I’m the sort of guy who likes to sit down with music and think about it. If that’s the sort of guy or gal that you are, you’ll likely feel the same about Granville.

According to Intertique, the Triumph was birthed in 1901, springing out of the Spring Motor Phonograph. It sold for around $50, which would be around $1,500 today (according to this inflation calculator).

This image was shared on the “Leonard Cohen” release email that the band shared with their subscribers. Image belongs to Granville Automatic.

The Triumph gives Granville’s song an eerie, haunting feel. It makes me think of a ghost serenading a lost lover, or a song springing to life on a broken radio in the attic of an abandoned house.

It’s an interesting effect, whatever that feeling is, and it works beautifully with Vanessa Olivarez’s vocals, especially when she hits her highs.

Then, of course, there’s that whole Leonard Cohen angle and the picture of the old cabin on the cover, black and white reminder of Time, Old Creeper, always out there lurking, choking our favorite spaces with weeds, rusting our lives, turning our best days into memories that will someday be unremembered.

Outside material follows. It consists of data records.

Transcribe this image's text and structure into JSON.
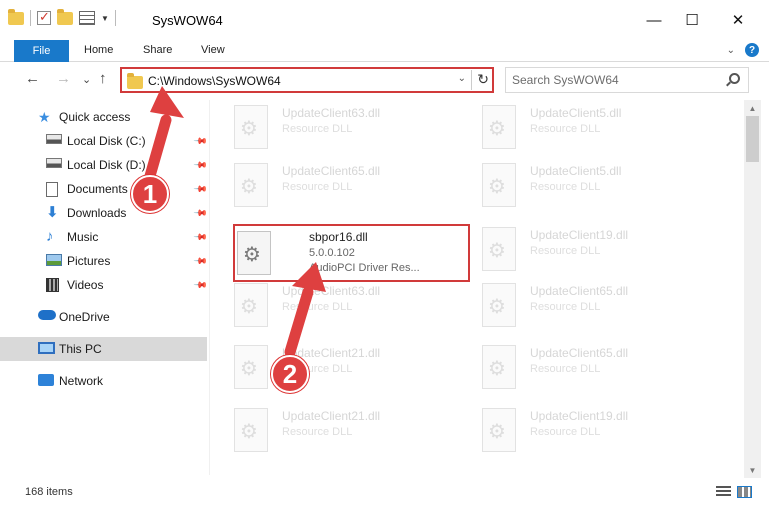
{
  "window": {
    "title": "SysWOW64",
    "minimize": "—",
    "maximize": "☐",
    "close": "✕"
  },
  "ribbon": {
    "tabs": [
      "File",
      "Home",
      "Share",
      "View"
    ],
    "expand": "⌄",
    "help": "?"
  },
  "nav": {
    "back": "←",
    "forward": "→",
    "recent": "⌄",
    "up": "↑",
    "address": "C:\\Windows\\SysWOW64",
    "refresh": "↻",
    "search_placeholder": "Search SysWOW64"
  },
  "sidebar": {
    "items": [
      {
        "label": "Quick access",
        "icon": "star-icon",
        "pinned": false
      },
      {
        "label": "Local Disk (C:)",
        "icon": "disk-icon",
        "pinned": true
      },
      {
        "label": "Local Disk (D:)",
        "icon": "disk-icon",
        "pinned": true
      },
      {
        "label": "Documents",
        "icon": "document-icon",
        "pinned": true
      },
      {
        "label": "Downloads",
        "icon": "download-icon",
        "pinned": true
      },
      {
        "label": "Music",
        "icon": "music-icon",
        "pinned": true
      },
      {
        "label": "Pictures",
        "icon": "pictures-icon",
        "pinned": true
      },
      {
        "label": "Videos",
        "icon": "videos-icon",
        "pinned": true
      },
      {
        "label": "OneDrive",
        "icon": "cloud-icon",
        "pinned": false
      },
      {
        "label": "This PC",
        "icon": "computer-icon",
        "pinned": false,
        "selected": true
      },
      {
        "label": "Network",
        "icon": "network-icon",
        "pinned": false
      }
    ]
  },
  "files": {
    "left": [
      {
        "name": "UpdateClient63.dll",
        "type": "Resource DLL"
      },
      {
        "name": "UpdateClient65.dll",
        "type": "Resource DLL"
      },
      {
        "name": "sbpor16.dll",
        "version": "5.0.0.102",
        "type": "AudioPCI Driver Res...",
        "highlighted": true
      },
      {
        "name": "UpdateClient63.dll",
        "type": "Resource DLL"
      },
      {
        "name": "UpdateClient21.dll",
        "type": "Resource DLL"
      },
      {
        "name": "UpdateClient21.dll",
        "type": "Resource DLL"
      }
    ],
    "right": [
      {
        "name": "UpdateClient5.dll",
        "type": "Resource DLL"
      },
      {
        "name": "UpdateClient5.dll",
        "type": "Resource DLL"
      },
      {
        "name": "UpdateClient19.dll",
        "type": "Resource DLL"
      },
      {
        "name": "UpdateClient65.dll",
        "type": "Resource DLL"
      },
      {
        "name": "UpdateClient65.dll",
        "type": "Resource DLL"
      },
      {
        "name": "UpdateClient19.dll",
        "type": "Resource DLL"
      }
    ]
  },
  "status": {
    "item_count": "168 items"
  },
  "annotations": {
    "step1": "1",
    "step2": "2"
  },
  "colors": {
    "accent": "#1979ca",
    "highlight": "#d13a3a",
    "badge": "#de4040"
  }
}
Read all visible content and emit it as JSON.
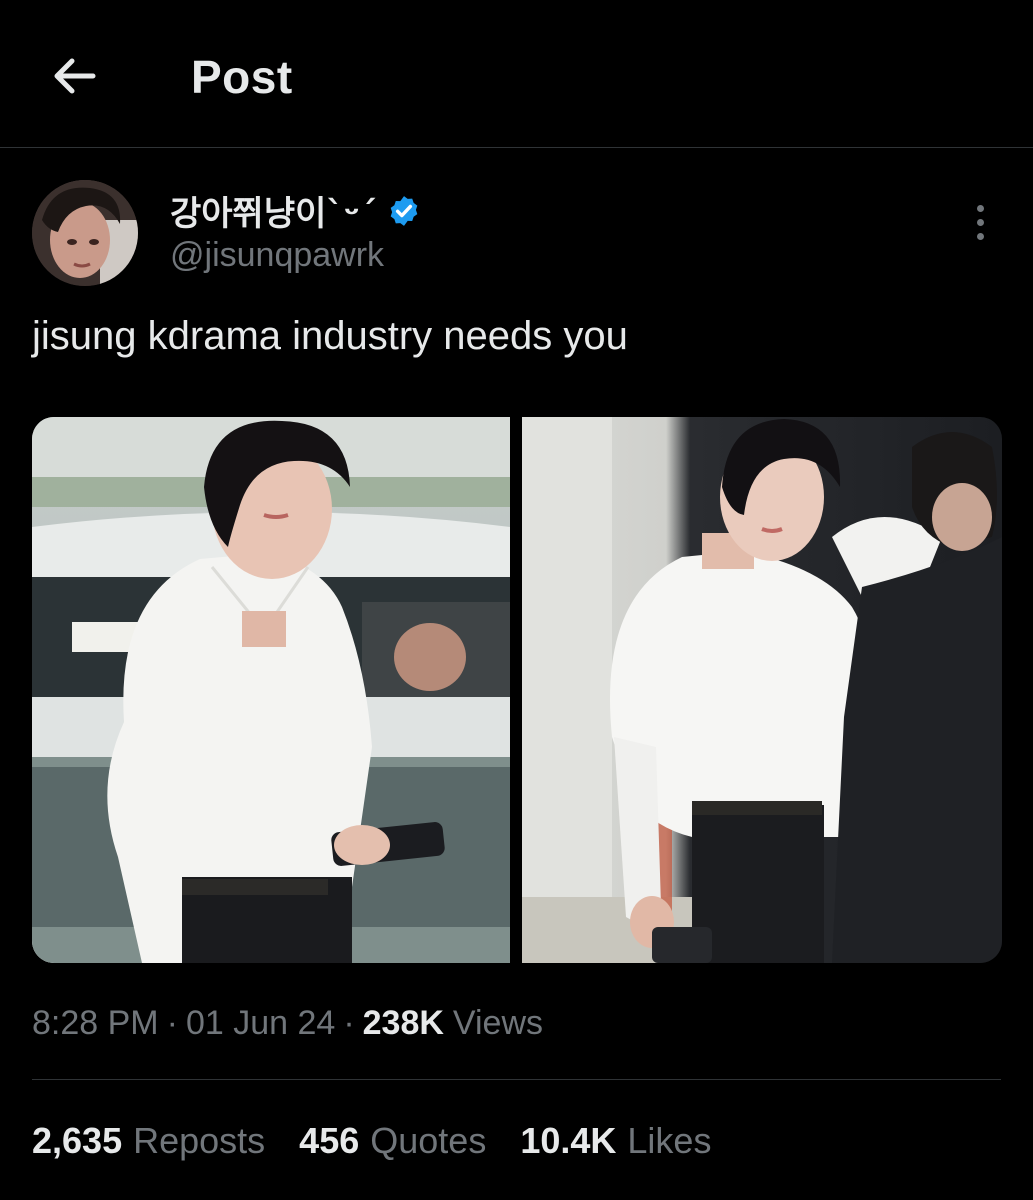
{
  "header": {
    "title": "Post",
    "back_icon": "arrow-left-icon"
  },
  "author": {
    "display_name": "강아쮜냥이ˋᵕˊ",
    "handle": "@jisunqpawrk",
    "verified_icon": "verified-badge-icon",
    "verified_color": "#1d9bf0"
  },
  "tweet": {
    "text": "jisung kdrama industry needs you",
    "media_count": 2
  },
  "meta": {
    "time": "8:28 PM",
    "separator": "·",
    "date": "01 Jun 24",
    "views_count": "238K",
    "views_label": "Views"
  },
  "stats": {
    "reposts": {
      "count": "2,635",
      "label": "Reposts"
    },
    "quotes": {
      "count": "456",
      "label": "Quotes"
    },
    "likes": {
      "count": "10.4K",
      "label": "Likes"
    }
  },
  "colors": {
    "background": "#000000",
    "text_primary": "#e7e9ea",
    "text_secondary": "#71767b",
    "divider": "#2f3336",
    "accent": "#1d9bf0"
  }
}
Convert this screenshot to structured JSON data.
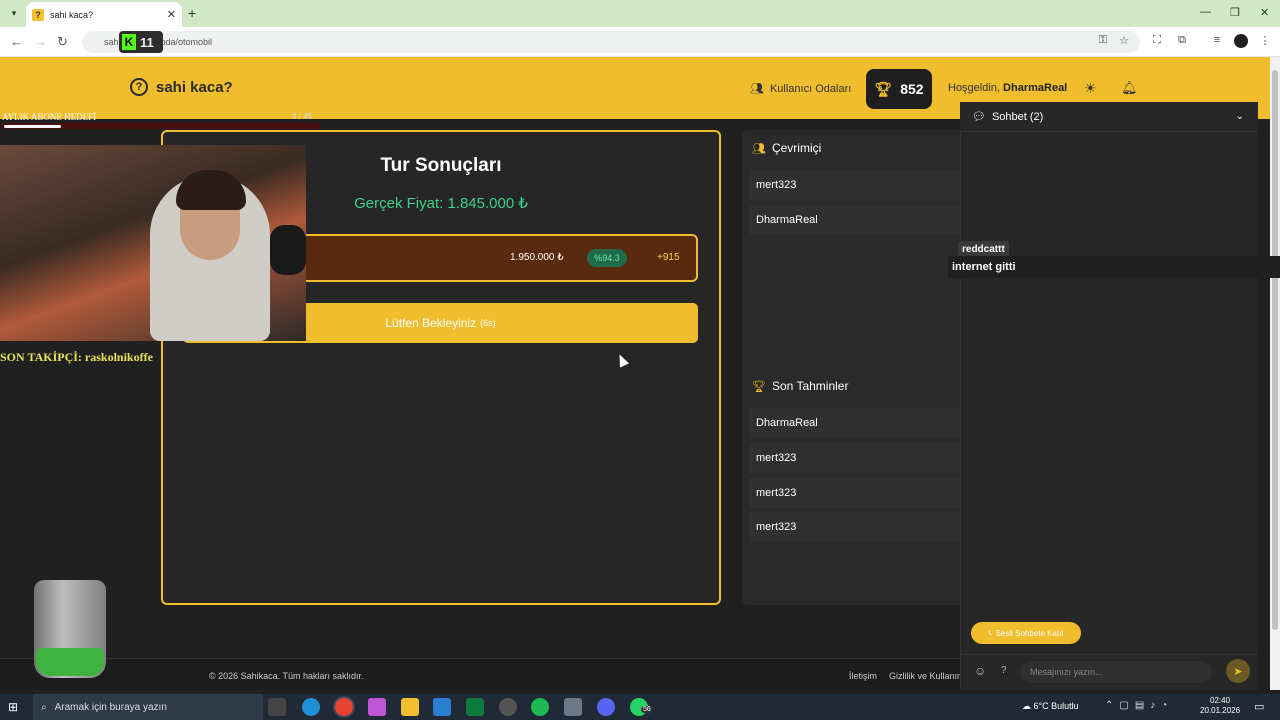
{
  "browser": {
    "tab_title": "sahi kaca?",
    "tab_favicon": "?",
    "url_prefix": "sahi",
    "url_suffix": "oda/otomobil"
  },
  "header": {
    "logo": "sahi kaca?",
    "rooms_label": "Kullanıcı Odaları",
    "score": "852",
    "welcome_prefix": "Hoşgeldin, ",
    "username": "DharmaReal"
  },
  "results": {
    "title": "Tur Sonuçları",
    "real_price": "Gerçek Fiyat: 1.845.000 ₺",
    "guess_value": "1.950.000 ₺",
    "guess_accuracy": "%94.3",
    "guess_points": "+915",
    "wait_label": "Lütfen Bekleyiniz",
    "wait_timer": "(6s)"
  },
  "online": {
    "title": "Çevrimiçi",
    "users": [
      "mert323",
      "DharmaReal"
    ]
  },
  "recent": {
    "title": "Son Tahminler",
    "users": [
      "DharmaReal",
      "mert323",
      "mert323",
      "mert323"
    ]
  },
  "chat": {
    "title": "Sohbet (2)",
    "voice_label": "Sesli Sohbete Katıl",
    "input_placeholder": "Mesajınızı yazın...",
    "help": "?"
  },
  "footer": {
    "copyright": "© 2026 Sahikaca. Tüm hakları saklıdır.",
    "contact": "İletişim",
    "privacy": "Gizlilik ve Kullanım"
  },
  "overlay": {
    "sub_goal": "AYLIK ABONE HEDEFİ",
    "goal_count": "8 / 45",
    "goal_progress": 0.18,
    "last_follower": "SON TAKİPÇİ: raskolnikoffe",
    "kick_count": "11",
    "chat_user": "reddcattt",
    "chat_message": "internet gitti"
  },
  "taskbar": {
    "search_placeholder": "Aramak için buraya yazın",
    "weather": "6°C  Bulutlu",
    "time": "02:40",
    "date": "20.01.2026",
    "whatsapp_badge": "56"
  },
  "colors": {
    "accent": "#f0bd2c",
    "success": "#3ecf8e",
    "background": "#202020"
  }
}
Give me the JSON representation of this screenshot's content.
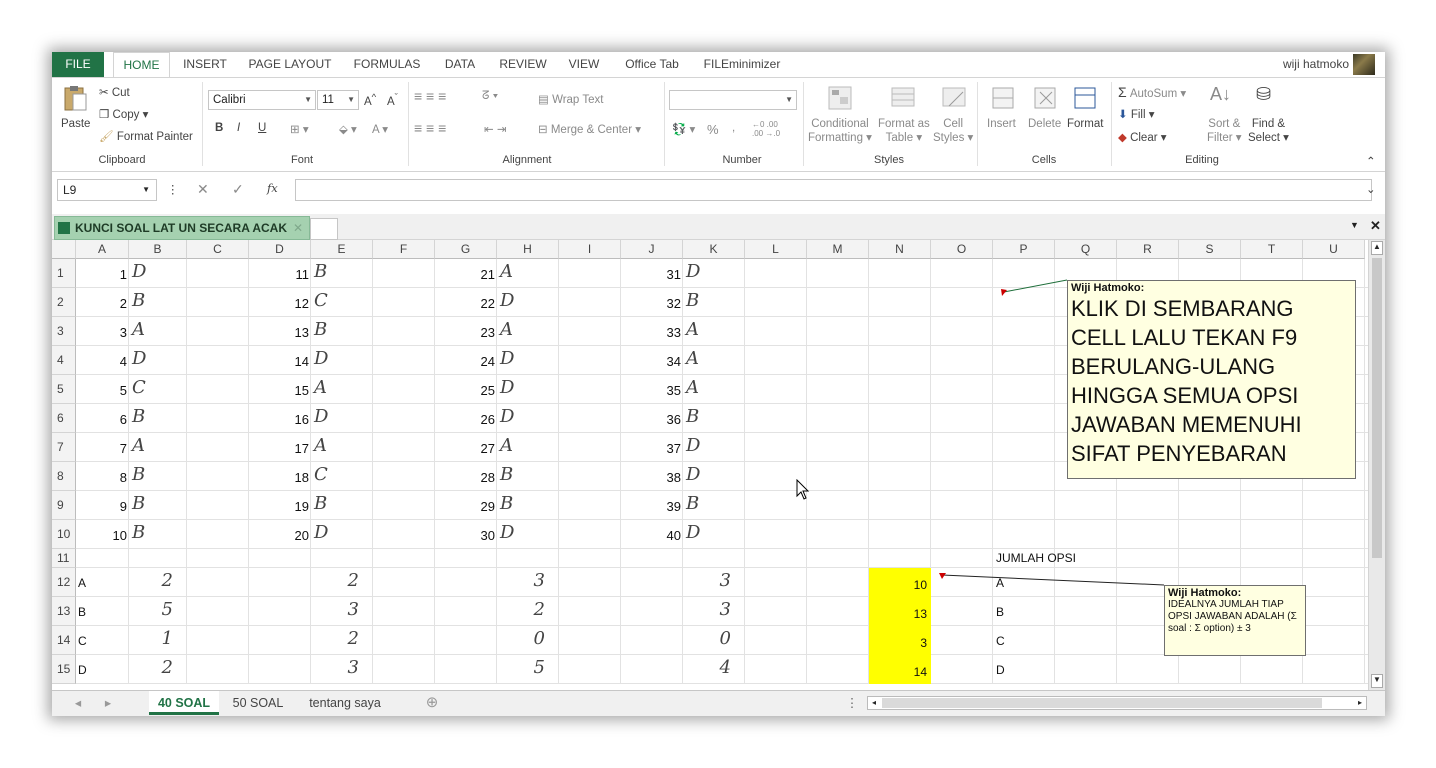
{
  "ribbon_tabs": [
    "FILE",
    "HOME",
    "INSERT",
    "PAGE LAYOUT",
    "FORMULAS",
    "DATA",
    "REVIEW",
    "VIEW",
    "Office Tab",
    "FILEminimizer"
  ],
  "user_name": "wiji hatmoko",
  "clipboard": {
    "paste": "Paste",
    "cut": "Cut",
    "copy": "Copy",
    "format_painter": "Format Painter",
    "label": "Clipboard"
  },
  "font": {
    "name": "Calibri",
    "size": "11",
    "bold": "B",
    "italic": "I",
    "underline": "U",
    "label": "Font"
  },
  "alignment": {
    "wrap": "Wrap Text",
    "merge": "Merge & Center",
    "label": "Alignment"
  },
  "number": {
    "percent": "%",
    "comma": ",",
    "inc_dec": ".00 →.0",
    "label": "Number"
  },
  "styles": {
    "conditional": "Conditional",
    "conditional2": "Formatting",
    "format_as": "Format as",
    "format_as2": "Table",
    "cell": "Cell",
    "cell2": "Styles",
    "label": "Styles"
  },
  "cells": {
    "insert": "Insert",
    "delete": "Delete",
    "format": "Format",
    "label": "Cells"
  },
  "editing": {
    "autosum": "AutoSum",
    "fill": "Fill",
    "clear": "Clear",
    "sort": "Sort &",
    "sort2": "Filter",
    "find": "Find &",
    "find2": "Select",
    "label": "Editing"
  },
  "name_box": "L9",
  "fx_label": "fx",
  "formula_value": "",
  "document_tab": "KUNCI SOAL LAT UN SECARA ACAK",
  "columns": [
    "A",
    "B",
    "C",
    "D",
    "E",
    "F",
    "G",
    "H",
    "I",
    "J",
    "K",
    "L",
    "M",
    "N",
    "O",
    "P",
    "Q",
    "R",
    "S",
    "T",
    "U"
  ],
  "answers": {
    "col1": [
      [
        "1",
        "D"
      ],
      [
        "2",
        "B"
      ],
      [
        "3",
        "A"
      ],
      [
        "4",
        "D"
      ],
      [
        "5",
        "C"
      ],
      [
        "6",
        "B"
      ],
      [
        "7",
        "A"
      ],
      [
        "8",
        "B"
      ],
      [
        "9",
        "B"
      ],
      [
        "10",
        "B"
      ]
    ],
    "col2": [
      [
        "11",
        "B"
      ],
      [
        "12",
        "C"
      ],
      [
        "13",
        "B"
      ],
      [
        "14",
        "D"
      ],
      [
        "15",
        "A"
      ],
      [
        "16",
        "D"
      ],
      [
        "17",
        "A"
      ],
      [
        "18",
        "C"
      ],
      [
        "19",
        "B"
      ],
      [
        "20",
        "D"
      ]
    ],
    "col3": [
      [
        "21",
        "A"
      ],
      [
        "22",
        "D"
      ],
      [
        "23",
        "A"
      ],
      [
        "24",
        "D"
      ],
      [
        "25",
        "D"
      ],
      [
        "26",
        "D"
      ],
      [
        "27",
        "A"
      ],
      [
        "28",
        "B"
      ],
      [
        "29",
        "B"
      ],
      [
        "30",
        "D"
      ]
    ],
    "col4": [
      [
        "31",
        "D"
      ],
      [
        "32",
        "B"
      ],
      [
        "33",
        "A"
      ],
      [
        "34",
        "A"
      ],
      [
        "35",
        "A"
      ],
      [
        "36",
        "B"
      ],
      [
        "37",
        "D"
      ],
      [
        "38",
        "D"
      ],
      [
        "39",
        "B"
      ],
      [
        "40",
        "D"
      ]
    ]
  },
  "count_header": "JUMLAH OPSI",
  "count_rows": [
    {
      "opt": "A",
      "c1": "2",
      "c2": "2",
      "c3": "3",
      "c4": "3",
      "total": "10",
      "opt2": "A"
    },
    {
      "opt": "B",
      "c1": "5",
      "c2": "3",
      "c3": "2",
      "c4": "3",
      "total": "13",
      "opt2": "B"
    },
    {
      "opt": "C",
      "c1": "1",
      "c2": "2",
      "c3": "0",
      "c4": "0",
      "total": "3",
      "opt2": "C"
    },
    {
      "opt": "D",
      "c1": "2",
      "c2": "3",
      "c3": "5",
      "c4": "4",
      "total": "14",
      "opt2": "D"
    }
  ],
  "comment1": {
    "author": "Wiji Hatmoko:",
    "text": "KLIK DI SEMBARANG CELL LALU TEKAN F9 BERULANG-ULANG HINGGA SEMUA OPSI JAWABAN MEMENUHI SIFAT PENYEBARAN"
  },
  "comment2": {
    "author": "Wiji Hatmoko:",
    "text": "IDEALNYA JUMLAH TIAP OPSI JAWABAN ADALAH (Σ soal : Σ option) ± 3"
  },
  "sheets": [
    "40 SOAL",
    "50 SOAL",
    "tentang saya"
  ],
  "accent_color": "#217346",
  "highlight_color": "#ffff00"
}
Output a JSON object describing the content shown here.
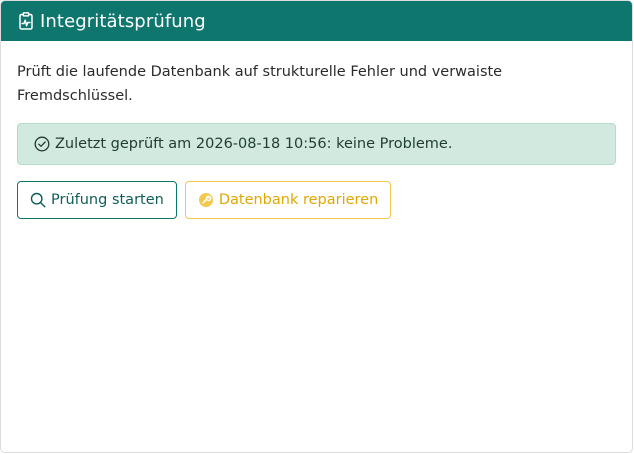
{
  "header": {
    "title": "Integritätsprüfung",
    "icon": "clipboard-pulse-icon",
    "background_color": "#0f766e"
  },
  "body": {
    "description": "Prüft die laufende Datenbank auf strukturelle Fehler und verwaiste Fremdschlüssel."
  },
  "status_alert": {
    "icon": "check-circle-icon",
    "text": "Zuletzt geprüft am 2026-08-18 10:56: keine Probleme.",
    "background_color": "#d1e9de"
  },
  "actions": {
    "start_check": {
      "label": "Prüfung starten",
      "icon": "search-icon",
      "color": "#0f766e"
    },
    "repair_db": {
      "label": "Datenbank reparieren",
      "icon": "wrench-coin-icon",
      "color": "#f2c94c"
    }
  }
}
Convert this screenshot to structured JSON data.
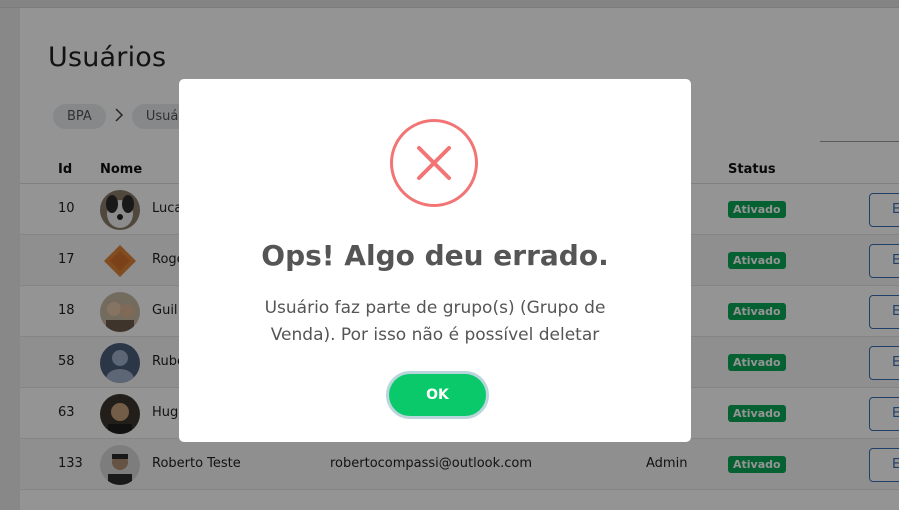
{
  "page": {
    "title": "Usuários"
  },
  "breadcrumb": [
    "BPA",
    "Usuários"
  ],
  "table": {
    "headers": {
      "id": "Id",
      "nome": "Nome",
      "status": "Status"
    },
    "rows": [
      {
        "id": "10",
        "nome": "Luca",
        "email": "",
        "perfil": "",
        "status": "Ativado",
        "action": "E"
      },
      {
        "id": "17",
        "nome": "Roge",
        "email": "",
        "perfil": "",
        "status": "Ativado",
        "action": "E"
      },
      {
        "id": "18",
        "nome": "Guil",
        "email": "",
        "perfil": "",
        "status": "Ativado",
        "action": "E"
      },
      {
        "id": "58",
        "nome": "Rube",
        "email": "",
        "perfil": "",
        "status": "Ativado",
        "action": "E"
      },
      {
        "id": "63",
        "nome": "Hug",
        "email": "",
        "perfil": "",
        "status": "Ativado",
        "action": "E"
      },
      {
        "id": "133",
        "nome": "Roberto Teste",
        "email": "robertocompassi@outlook.com",
        "perfil": "Admin",
        "status": "Ativado",
        "action": "E"
      }
    ]
  },
  "modal": {
    "title": "Ops! Algo deu errado.",
    "message": "Usuário faz parte de grupo(s) (Grupo de Venda). Por isso não é possível deletar",
    "ok_label": "OK",
    "icon": "error-x-icon"
  },
  "colors": {
    "error": "#f27474",
    "ok_button": "#0ac96a",
    "status_badge": "#0aa857",
    "action_border": "#3a6fb5"
  }
}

For all its corrosiveness, though, there’s something magical about the past. There’s a force of life in it, one that’s hard to describe, but one that’s undeniable and one that some of us seem particularly sensitive to.

It’s mostly melancholy, I guess, that magic of the past, of history, of Time, but aren’t most beautiful things melancholic? All of them? I don’t know why that would be, but it seems to be true.

Maybe beauty is a tradeoff for melancholia— or maybe melancholia is the price we pay for beauty. Some strange cosmic law binding the two together.

Hell, I don’t know.

I also don’t know how, exactly, to describe the feeling I get when staring into history, but it’s something warm in a sweet, sad way, and “Leonard Cohen” has it in spades.

Leonard Cohen the man sure as hell had that sad, wizened beauty, too.

According to Granville Automatic’s press release, they wrote the song about a late 1960s period when Cohen lived in a cabin in Leiper’s Fork, Tennessee, which is about forty minutes south of Nashville.

I don’t know if you can tell
This ain’t the Chelsea Hotel
This is you trying to get well
No news in the evening mail
Writing words that ain’t for sale
And when the darkness falls on these hills
You’ll be thinking about some other town…
— lyrics from “Leonard Cohen” by Granville Automatic

I’m a Cohen fan but had never heard of this part of his life, so I took to reading about it. As it turns out, it was at that cabin where he wrote “Bird on a Wire,” which happens to have my single favorite lyric ever penned.

Like a bird on the wire,
like a drunk in a midnight choir
I have tried in my way to be free
— lyrics from “Bird on a Wire,” by Leonard Cohen

Nashville’s WPLN has an excellent piece on Cohen’s time at the cabin. I’ve left a link to it at the end of this piece.

Enough Rambling, Jeff, Give us the Damn Song

Yea, yea, I know. Hard for me to shut my mouth.

I just dig this song. A lot.

It makes me miss everything and nothing in particular, all at once. It’s my favorite of Granville’s thus far.

Check it out.


Scavenger exists to bring you pretty things from the far-flung shipwrecked corners of the sea.

Sign up for Scavenger

By Scavenger

Scavenger crawls the shipwrecked depths of the sea to bring you interesting books, music, and film Take a look.

By signing up, you will create a Medium account if you don’t already have one. Review our Privacy Policy for more information about our privacy practices.

Check your inbox
Medium sent you an email at to complete your subscription.

Medium is an open platform where 170 million readers come to find insightful and dynamic thinking. Here, expert and undiscovered voices alike dive into the heart of any topic and bring new ideas to the surface. Learn more

Follow the writers, publications, and topics that matter to you, and you’ll see them on your homepage and in your inbox. Explore

If you have a story to tell, knowledge to share, or a perspective to offer — welcome home. It’s easy and free to post your thinking on any topic. Write on Medium